Flash forward some seven months, and I’ve finished my last semester of college, graduated with a degree in Sociology, turned 22 years old, took a few amazing trips to Florida, Chicago, and experienced my first Bonnaroo. I have barely taken a breath since graduation, and now here I am, sixteen days left until my adventure begins. The adventure I’ve talked about and longed for over the past two years is finally here. And as I round out my third and final stage of preparation for my trip, I finally realize that all of my “preparation” is not enough, would never be enough, to fully prepare me for my time in Bethlehem. One cannot prepare for an adventure of this magnitude, of the life changing experiences and encounters that will hit them, redirect them, make them grow, and irrevocably alter their worldview and view of themselves. One can only prepare physically, buying new shoes for walking, pricing plane tickets, converting US dollars to Israeli shekels, packing bags, planning out which buses to take, and saying goodbye to the US and their familiar way of life in this culture. It’s funny because I already knew this based on my first experience abroad. In the same way that I was not prepared to fall in love with Bethlehem like I did on May 9th, 2014, I know that I am not prepared for what awaits me when I get off the plane in Tel Aviv and finally make it to Bethlehem. I know I’ll take a sherut, but I don’t know what I’ll see on that drive or who I might meet in the cab. I know I’ll be working for WI’AM, but I am not prepared for what the children I work with will teach me. I know I’ll be living in Bethlehem, but there is no way I can prepare for the stretching and growth I will undertake and the things I will find within myself during my first trip abroad on my own.
I have wanted to go to Bethlehem for two years, and it is beyond surreal to say that I will do just that in two weeks. Just like the word “preparation” does not do justice to the experience I’ve had leading up to this point, the word “excitement” does not come close to my thoughts and feelings as I sit on my parents’ back deck writing this now. Maybe I will find a better word to describe this emotion after I live in Bethlehem for a while.
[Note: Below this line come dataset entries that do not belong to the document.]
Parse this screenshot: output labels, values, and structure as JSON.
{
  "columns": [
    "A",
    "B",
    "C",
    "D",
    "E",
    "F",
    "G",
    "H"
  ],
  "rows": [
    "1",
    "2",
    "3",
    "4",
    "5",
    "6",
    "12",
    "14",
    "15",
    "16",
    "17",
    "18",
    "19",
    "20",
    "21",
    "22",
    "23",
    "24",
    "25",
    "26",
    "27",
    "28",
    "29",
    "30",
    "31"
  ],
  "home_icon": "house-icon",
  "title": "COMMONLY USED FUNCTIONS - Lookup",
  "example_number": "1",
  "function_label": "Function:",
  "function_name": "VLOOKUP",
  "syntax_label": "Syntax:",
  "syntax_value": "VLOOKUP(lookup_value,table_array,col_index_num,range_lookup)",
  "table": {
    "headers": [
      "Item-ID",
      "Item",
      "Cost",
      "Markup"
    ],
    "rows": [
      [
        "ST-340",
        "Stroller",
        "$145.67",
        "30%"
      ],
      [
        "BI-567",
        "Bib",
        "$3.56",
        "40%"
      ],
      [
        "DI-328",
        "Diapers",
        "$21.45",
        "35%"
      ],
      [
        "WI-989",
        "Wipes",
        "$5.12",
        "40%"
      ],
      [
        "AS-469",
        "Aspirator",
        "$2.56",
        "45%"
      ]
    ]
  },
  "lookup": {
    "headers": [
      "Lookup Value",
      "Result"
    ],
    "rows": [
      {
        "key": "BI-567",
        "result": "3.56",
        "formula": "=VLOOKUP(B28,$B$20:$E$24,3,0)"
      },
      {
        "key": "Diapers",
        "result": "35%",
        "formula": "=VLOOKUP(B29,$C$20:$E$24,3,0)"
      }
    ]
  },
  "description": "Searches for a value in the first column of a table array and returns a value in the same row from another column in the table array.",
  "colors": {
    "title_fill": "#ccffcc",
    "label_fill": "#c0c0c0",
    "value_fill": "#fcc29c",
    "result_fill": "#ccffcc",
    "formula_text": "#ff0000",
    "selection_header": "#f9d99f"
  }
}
For now, I can only say that I am beyond grateful for this once in a lifetime opportunity and for the ability to share what I will learn with you all.
Picture of the separation barrier from inside Bethlehem, taken on my first trip in May 2014.
Until next time,
One thought on ““Preparation” for Bethlehem”
I Loved reading about your experience and will be watching for the next one. Your parents must be so proud of you.
Love you and take care.